Which lines of the material hold the word "icon"? Copy each one.

··········

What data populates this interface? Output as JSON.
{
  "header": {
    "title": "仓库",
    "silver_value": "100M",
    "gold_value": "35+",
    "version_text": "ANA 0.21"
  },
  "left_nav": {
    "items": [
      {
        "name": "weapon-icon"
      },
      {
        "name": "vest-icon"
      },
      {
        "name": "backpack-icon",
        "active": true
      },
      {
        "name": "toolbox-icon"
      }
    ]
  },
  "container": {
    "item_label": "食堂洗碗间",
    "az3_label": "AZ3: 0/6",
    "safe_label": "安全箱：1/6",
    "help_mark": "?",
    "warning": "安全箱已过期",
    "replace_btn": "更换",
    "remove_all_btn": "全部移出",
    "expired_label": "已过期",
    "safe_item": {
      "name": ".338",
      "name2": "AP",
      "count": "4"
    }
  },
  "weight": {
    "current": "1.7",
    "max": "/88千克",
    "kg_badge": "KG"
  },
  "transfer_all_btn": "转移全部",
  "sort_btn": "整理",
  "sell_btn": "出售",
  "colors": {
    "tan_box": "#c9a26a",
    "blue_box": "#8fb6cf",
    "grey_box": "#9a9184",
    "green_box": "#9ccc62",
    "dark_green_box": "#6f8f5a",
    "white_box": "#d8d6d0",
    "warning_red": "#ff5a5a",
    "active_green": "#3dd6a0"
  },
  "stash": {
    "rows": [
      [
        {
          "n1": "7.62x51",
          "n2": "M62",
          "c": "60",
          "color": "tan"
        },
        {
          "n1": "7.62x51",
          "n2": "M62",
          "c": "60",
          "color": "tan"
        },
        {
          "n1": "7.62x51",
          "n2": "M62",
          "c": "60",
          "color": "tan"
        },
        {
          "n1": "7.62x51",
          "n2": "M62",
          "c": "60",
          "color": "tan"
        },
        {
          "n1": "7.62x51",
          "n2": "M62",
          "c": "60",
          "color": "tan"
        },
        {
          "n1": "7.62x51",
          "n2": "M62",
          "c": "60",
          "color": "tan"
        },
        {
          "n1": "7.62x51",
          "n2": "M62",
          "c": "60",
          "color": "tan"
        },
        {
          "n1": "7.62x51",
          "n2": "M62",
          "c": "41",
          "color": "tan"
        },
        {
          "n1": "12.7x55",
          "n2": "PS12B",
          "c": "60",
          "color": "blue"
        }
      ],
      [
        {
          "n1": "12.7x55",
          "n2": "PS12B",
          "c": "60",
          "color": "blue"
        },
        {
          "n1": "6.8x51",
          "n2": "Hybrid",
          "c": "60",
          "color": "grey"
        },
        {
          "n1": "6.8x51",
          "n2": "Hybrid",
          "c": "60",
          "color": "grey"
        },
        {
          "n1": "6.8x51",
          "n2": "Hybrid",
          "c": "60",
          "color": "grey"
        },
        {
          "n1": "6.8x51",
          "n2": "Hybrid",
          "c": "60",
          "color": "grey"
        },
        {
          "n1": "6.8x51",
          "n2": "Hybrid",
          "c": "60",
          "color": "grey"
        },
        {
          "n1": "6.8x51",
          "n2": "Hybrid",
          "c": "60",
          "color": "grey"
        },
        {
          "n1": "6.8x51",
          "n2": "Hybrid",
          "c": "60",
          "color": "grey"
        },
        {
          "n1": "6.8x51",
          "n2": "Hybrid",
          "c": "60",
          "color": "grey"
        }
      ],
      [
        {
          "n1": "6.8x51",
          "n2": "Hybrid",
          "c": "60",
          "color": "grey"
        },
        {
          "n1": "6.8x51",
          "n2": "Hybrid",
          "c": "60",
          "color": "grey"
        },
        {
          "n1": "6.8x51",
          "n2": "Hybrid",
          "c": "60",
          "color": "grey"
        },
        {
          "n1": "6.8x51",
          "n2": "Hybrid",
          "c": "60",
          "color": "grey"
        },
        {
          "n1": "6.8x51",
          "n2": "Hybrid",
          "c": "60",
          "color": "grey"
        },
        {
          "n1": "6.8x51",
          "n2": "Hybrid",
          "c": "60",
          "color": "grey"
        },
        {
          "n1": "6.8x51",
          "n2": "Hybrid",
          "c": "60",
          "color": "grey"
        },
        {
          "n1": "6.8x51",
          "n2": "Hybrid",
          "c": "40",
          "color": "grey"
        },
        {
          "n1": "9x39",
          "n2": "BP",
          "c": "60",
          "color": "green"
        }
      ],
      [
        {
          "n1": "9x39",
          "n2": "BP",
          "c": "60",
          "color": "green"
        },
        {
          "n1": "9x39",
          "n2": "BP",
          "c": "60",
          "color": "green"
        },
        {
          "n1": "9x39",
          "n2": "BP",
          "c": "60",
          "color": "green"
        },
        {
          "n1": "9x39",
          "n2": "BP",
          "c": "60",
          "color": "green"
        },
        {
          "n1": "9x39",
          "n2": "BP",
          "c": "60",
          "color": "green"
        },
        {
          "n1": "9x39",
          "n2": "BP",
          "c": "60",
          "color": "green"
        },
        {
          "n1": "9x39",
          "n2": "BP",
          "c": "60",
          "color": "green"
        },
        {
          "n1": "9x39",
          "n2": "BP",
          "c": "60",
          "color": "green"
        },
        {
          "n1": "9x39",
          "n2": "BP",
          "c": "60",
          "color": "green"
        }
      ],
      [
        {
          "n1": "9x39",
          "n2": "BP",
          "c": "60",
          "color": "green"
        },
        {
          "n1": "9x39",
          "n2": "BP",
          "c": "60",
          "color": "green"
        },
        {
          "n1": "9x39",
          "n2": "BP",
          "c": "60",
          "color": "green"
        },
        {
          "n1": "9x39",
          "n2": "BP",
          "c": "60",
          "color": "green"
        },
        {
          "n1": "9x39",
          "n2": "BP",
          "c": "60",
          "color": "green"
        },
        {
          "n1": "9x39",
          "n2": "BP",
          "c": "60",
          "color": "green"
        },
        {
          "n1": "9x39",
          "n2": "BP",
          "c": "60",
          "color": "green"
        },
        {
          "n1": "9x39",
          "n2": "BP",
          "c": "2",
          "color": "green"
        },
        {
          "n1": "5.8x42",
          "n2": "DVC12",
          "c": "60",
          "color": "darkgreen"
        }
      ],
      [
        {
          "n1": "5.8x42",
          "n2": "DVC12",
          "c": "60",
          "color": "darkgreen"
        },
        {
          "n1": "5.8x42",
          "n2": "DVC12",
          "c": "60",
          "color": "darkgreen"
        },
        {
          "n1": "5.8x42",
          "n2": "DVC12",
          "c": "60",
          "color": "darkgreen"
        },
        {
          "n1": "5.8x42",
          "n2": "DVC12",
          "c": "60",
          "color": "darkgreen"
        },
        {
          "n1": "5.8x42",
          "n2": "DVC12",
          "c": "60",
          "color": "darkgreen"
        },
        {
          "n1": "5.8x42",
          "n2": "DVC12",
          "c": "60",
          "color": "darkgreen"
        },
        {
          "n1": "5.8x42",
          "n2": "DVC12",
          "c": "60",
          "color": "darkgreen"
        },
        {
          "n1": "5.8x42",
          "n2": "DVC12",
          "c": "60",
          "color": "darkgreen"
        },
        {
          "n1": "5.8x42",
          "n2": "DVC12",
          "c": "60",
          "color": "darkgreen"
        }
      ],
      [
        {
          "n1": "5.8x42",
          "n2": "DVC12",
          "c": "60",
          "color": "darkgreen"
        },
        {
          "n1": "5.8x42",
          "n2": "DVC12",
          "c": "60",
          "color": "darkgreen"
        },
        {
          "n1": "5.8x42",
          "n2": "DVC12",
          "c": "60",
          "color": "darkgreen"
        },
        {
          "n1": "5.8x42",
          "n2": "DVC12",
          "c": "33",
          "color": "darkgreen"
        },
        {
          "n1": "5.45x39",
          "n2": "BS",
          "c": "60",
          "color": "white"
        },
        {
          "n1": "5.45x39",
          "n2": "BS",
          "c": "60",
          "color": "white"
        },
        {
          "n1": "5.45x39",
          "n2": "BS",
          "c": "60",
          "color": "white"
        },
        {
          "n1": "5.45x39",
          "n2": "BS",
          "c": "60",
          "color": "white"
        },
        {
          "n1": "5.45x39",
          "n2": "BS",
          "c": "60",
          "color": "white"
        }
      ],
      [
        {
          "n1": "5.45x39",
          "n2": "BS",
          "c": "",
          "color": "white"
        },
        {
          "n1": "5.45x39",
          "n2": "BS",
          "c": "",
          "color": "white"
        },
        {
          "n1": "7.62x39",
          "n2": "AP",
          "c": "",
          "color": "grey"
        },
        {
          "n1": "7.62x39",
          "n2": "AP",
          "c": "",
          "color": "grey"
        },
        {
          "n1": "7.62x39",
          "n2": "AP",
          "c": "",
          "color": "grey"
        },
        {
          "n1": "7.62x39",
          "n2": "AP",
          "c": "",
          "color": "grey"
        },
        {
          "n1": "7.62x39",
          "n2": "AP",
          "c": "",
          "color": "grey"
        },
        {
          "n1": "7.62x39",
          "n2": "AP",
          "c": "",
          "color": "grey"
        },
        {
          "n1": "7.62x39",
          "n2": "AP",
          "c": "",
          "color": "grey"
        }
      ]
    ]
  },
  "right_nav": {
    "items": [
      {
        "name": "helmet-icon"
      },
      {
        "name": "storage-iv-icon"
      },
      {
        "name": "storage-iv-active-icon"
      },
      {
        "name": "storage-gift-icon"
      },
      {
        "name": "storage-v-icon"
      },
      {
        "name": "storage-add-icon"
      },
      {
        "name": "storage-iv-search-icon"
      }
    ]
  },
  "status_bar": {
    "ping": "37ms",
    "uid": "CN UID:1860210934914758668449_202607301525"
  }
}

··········

=== Exercise result ===
        "name": "weapon-icon"
        "name": "vest-icon"
        "name": "backpack-icon",
        "name": "toolbox-icon"
        "name": "helmet-icon"
        "name": "storage-iv-icon"
        "name": "storage-iv-active-icon"
        "name": "storage-gift-icon"
        "name": "storage-v-icon"
        "name": "storage-add-icon"
        "name": "storage-iv-search-icon"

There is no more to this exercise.